Inception style throwback — I filmed this rooster during a trip to Peru in 2006 and animated it a couple of years ago as part of another film (which I will upload shortly).
I have an unusual affection for hens and roosters that I can’t quite explain. It must be some sort of nostalgia for a homestead style of living that my parents and grandparents experienced. And as an animator, their movements are so strange and interesting!
To create this animation, I exported the sequence as TIFF images and hand painted over them in Photoshop using a wacom tablet. I didn’t do any “onion skinning” technique just straight ahead color animation. I used the eye dropper to approximate the color of the bird in different areas and to catch the light shifts in the original movie file. Then I exported the image sequence in After Effects. Enjoy!
It has been a long time since I animated a stop-motion puppet and was overdue for a practice session. As I rework my demo reels I realized I have an unruly ratio of robots to people and felt something must be done to rectify the situation. Luckily, John Sumner over at Stoopid Buddy Studios was kind enough to lend me several of his puppets to practice with.
The first puppet is a voluptuous lady in a full dress. Similar to the You Like Me puppet, she is only poseable from the waist up. I fabricated some eyelids for her and decided to use the mouth shapes I had previously created.
I scoured the Archive.org site and found this:
Linda’s Film on Menstruation (1974) is a hilarious and cringeworthy coming-of-age tale worth watching in its own right, but it also has a great bit at the end where the producers interview people on the street.
Once I settled on a clip, I did track reads in Dragon Stop Motion and spent an evening fiddling with the lighting and setup.
I didn’t get anywhere close to finishing today but here is what I have so far:
The full clip is about 20 seconds and I really hope to get through it in the next few nights. And yes, that’s a popular coffee chain sign behind her.
These transitions are a brain twister in terms of AE workflow. I want to avoid a very long composition with the transition scene and the two other scenes that bookend it. I’ve uploaded a draft quality version of this pass. Images are from NASA site; robot animated with Dragon; composite and effects in After Effects.
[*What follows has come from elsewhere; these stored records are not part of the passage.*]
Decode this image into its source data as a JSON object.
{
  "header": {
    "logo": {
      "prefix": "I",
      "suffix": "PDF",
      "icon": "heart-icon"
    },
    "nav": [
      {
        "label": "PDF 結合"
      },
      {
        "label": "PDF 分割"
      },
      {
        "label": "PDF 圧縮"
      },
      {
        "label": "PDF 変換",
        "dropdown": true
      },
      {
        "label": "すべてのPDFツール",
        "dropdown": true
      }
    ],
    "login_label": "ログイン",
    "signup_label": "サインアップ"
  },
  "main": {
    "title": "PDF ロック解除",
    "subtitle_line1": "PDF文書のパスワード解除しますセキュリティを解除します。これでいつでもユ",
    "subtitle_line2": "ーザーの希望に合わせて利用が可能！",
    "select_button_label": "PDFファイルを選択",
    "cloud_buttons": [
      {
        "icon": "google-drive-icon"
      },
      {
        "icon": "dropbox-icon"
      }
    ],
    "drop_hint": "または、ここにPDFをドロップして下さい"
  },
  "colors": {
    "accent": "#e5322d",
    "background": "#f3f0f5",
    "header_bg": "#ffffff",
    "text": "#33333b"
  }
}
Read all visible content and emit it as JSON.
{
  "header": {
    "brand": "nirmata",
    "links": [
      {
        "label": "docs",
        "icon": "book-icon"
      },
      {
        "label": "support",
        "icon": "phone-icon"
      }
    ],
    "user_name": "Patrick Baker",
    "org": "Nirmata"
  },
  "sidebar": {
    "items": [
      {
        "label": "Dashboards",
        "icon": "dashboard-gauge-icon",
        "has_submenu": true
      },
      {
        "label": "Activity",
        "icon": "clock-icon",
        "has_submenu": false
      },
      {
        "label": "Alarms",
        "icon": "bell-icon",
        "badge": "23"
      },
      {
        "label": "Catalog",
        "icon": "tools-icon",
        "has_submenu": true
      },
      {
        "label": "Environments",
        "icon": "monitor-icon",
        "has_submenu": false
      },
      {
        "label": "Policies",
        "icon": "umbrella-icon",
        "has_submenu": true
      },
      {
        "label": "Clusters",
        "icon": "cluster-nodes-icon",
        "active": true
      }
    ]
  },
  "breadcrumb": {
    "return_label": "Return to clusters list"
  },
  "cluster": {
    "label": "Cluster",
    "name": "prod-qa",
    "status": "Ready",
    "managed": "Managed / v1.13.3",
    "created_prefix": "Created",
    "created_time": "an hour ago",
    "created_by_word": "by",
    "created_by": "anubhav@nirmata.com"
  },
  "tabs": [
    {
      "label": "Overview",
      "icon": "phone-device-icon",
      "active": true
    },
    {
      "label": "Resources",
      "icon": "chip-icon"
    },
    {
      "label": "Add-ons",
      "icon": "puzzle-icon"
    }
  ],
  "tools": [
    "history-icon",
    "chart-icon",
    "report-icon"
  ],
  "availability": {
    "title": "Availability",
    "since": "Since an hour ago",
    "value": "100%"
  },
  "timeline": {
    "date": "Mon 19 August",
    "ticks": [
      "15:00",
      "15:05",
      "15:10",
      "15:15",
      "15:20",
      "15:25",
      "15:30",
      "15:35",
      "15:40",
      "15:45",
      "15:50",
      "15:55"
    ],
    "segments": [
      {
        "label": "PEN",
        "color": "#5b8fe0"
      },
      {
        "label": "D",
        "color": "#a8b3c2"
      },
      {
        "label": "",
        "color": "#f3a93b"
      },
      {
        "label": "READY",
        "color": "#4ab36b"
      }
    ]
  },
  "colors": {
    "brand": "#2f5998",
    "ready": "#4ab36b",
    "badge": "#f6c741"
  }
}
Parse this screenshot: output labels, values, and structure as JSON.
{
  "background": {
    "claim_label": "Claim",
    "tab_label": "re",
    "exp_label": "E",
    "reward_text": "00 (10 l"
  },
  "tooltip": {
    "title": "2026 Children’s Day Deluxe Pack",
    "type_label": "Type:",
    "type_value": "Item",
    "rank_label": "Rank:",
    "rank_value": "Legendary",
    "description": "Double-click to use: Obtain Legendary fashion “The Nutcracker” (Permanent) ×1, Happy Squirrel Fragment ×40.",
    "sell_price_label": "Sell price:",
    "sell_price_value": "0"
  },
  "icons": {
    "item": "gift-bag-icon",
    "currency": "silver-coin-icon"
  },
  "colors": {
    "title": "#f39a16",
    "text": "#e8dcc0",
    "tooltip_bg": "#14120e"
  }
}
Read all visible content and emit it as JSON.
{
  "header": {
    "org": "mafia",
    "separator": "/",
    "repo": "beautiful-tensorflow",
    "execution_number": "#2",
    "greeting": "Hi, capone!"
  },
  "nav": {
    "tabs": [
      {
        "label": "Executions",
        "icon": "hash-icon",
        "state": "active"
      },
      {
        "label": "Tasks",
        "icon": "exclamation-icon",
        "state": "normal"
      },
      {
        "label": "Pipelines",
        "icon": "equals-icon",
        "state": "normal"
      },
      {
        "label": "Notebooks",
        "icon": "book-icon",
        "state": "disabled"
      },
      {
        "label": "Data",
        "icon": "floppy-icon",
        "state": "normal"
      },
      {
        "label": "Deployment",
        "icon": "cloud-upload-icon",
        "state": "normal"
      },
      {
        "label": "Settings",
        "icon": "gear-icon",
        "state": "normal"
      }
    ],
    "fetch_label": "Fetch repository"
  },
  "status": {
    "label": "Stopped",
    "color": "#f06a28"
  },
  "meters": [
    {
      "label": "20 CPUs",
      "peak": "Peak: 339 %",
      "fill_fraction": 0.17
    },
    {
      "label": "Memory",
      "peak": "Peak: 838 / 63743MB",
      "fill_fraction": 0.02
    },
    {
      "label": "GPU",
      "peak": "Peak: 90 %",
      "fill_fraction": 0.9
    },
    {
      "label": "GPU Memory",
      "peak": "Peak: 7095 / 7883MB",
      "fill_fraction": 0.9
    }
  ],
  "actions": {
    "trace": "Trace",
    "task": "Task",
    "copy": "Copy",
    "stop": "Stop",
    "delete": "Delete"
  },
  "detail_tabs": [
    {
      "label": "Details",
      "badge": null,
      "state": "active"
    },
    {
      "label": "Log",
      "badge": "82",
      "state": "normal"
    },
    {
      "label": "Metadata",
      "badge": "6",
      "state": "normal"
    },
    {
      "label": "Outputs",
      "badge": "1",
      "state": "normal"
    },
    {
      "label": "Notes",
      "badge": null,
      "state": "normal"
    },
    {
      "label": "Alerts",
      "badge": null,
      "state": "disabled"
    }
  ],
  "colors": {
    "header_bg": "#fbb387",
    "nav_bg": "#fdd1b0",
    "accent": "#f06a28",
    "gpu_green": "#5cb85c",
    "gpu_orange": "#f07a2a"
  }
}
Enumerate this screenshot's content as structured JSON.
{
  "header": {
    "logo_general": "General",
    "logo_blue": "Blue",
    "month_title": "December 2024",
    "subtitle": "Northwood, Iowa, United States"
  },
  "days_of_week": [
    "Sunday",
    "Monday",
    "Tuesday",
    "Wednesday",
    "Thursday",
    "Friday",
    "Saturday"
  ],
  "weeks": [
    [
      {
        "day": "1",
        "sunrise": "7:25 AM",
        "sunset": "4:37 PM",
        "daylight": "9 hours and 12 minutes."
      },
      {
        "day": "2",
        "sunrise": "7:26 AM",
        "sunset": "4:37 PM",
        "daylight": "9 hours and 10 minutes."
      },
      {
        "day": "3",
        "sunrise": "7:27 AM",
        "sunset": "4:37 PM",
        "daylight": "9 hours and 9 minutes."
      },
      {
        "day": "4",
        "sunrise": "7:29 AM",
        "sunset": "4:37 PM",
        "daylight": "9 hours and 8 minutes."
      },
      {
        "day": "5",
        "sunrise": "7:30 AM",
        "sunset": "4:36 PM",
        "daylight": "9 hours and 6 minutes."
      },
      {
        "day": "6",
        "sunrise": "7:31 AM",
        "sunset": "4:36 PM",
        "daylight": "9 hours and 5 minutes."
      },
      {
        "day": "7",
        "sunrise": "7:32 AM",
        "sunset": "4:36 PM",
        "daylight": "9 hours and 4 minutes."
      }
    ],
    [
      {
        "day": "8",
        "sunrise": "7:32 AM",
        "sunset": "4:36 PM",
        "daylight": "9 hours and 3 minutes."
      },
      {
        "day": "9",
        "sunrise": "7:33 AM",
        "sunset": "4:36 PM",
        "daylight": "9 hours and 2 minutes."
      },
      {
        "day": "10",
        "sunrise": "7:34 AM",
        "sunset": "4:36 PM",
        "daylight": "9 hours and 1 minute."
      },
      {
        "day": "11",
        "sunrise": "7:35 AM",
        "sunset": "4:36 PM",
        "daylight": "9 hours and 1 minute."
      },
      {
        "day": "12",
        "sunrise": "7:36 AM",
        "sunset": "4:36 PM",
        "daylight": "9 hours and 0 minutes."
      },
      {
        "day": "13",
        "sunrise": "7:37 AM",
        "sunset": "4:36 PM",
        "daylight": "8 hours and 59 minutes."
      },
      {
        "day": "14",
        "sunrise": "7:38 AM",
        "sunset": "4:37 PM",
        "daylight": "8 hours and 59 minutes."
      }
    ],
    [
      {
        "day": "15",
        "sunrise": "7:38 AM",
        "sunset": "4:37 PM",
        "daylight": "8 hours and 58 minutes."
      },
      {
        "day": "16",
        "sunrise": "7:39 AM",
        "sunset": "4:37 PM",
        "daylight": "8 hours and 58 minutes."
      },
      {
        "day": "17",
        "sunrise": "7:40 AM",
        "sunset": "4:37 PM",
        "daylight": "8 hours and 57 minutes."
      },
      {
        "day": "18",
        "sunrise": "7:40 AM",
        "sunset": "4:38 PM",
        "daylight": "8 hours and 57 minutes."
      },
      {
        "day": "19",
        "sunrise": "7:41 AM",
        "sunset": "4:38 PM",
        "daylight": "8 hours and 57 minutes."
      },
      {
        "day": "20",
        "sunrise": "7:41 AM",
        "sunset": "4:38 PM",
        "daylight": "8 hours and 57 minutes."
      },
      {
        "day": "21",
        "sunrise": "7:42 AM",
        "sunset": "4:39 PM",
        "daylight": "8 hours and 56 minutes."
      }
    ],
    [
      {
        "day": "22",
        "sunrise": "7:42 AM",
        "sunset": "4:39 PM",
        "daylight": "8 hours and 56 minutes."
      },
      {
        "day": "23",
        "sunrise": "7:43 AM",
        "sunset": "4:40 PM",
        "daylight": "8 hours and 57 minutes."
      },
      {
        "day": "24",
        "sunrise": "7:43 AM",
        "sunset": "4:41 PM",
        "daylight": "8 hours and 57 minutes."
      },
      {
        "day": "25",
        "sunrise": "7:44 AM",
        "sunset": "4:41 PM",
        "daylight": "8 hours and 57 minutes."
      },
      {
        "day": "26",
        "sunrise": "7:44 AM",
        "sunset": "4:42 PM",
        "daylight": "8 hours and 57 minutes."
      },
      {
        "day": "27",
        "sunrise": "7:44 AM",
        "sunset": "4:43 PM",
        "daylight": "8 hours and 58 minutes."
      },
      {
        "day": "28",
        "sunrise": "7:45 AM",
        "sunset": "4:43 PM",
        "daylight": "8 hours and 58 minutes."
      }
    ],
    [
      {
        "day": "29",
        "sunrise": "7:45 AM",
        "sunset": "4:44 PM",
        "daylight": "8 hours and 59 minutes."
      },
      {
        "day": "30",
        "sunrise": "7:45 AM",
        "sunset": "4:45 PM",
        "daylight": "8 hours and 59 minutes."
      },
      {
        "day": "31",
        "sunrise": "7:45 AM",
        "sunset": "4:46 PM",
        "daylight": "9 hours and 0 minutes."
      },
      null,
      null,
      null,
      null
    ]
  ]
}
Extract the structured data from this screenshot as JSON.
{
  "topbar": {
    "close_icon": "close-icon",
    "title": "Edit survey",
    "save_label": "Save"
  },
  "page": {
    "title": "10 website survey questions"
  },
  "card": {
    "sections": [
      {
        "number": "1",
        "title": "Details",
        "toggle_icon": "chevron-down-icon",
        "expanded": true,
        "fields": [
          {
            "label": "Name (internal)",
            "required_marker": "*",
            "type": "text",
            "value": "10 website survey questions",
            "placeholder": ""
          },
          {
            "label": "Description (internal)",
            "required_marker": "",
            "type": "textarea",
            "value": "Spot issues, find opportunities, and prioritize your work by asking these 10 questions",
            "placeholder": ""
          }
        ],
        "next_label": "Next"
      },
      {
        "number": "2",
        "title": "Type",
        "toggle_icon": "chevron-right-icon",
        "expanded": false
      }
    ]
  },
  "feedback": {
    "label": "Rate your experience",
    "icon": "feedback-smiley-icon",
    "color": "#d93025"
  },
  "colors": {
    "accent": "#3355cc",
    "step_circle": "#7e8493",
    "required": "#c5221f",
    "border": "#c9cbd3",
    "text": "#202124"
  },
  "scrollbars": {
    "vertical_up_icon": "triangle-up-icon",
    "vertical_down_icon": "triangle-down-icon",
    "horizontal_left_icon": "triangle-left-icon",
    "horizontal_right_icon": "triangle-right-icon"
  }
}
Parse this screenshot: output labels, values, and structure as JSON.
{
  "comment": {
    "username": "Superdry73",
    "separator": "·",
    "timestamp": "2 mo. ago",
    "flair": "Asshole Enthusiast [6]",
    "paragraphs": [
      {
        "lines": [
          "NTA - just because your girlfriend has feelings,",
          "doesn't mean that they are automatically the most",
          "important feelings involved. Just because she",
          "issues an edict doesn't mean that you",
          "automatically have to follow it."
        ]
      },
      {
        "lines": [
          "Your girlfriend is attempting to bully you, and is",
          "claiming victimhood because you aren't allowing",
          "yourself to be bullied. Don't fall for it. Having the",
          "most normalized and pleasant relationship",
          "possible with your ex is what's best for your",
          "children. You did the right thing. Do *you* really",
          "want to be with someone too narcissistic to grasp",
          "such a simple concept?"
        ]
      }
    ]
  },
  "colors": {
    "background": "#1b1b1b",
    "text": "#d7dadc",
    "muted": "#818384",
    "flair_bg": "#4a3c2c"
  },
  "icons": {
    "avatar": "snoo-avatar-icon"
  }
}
This approach is a modification from the original spiral idea that I had planned. I was hoping for a nuanced indication of both interior and downward movement (into hell) but really I will be happy if the idea of any kind of transformation comes across. One of the feedback points I received recently is that it’s unclear why the stylistic change occurs at this point. I think this transition will help to clear that up. Also I should add that the other half of this transition is not posted – he opens his eyes within the new environment.
Before going under the camera tomorrow, I’m choreographing the Skeleton Bird dance in Toon Boom. Here’s what I have so far:
This scene is inspired in part by the Silly Symphony Skeleton Dance (1929). I shot it on a Canon EOS Rebel, using Dragon stop-motion software. I shot using HDR and brought the raw files sequence into After effects to pull the background key. I was pleasantly surprised to see AE recognize the HDR files and I was able to adjust the settings before importing.
With motion tracking, at 12 fps
With motion tracking, at 64 fps
A very rough concept test for the goddess halo. The idea was to use the Illustrator stroke function to animate a cycle.
- 4 frames looped in After Effects.
- layer sequence: outside stroke, center stroke, inside, center
- Rendered at 24fps
I like the pointed joints but I will need to finesse the bezier curves to achieve the desired results. I also need to rearrange stroke order for each captured frame so the flame colors stay in sequence
This animation is a test to see how I could transition between different images.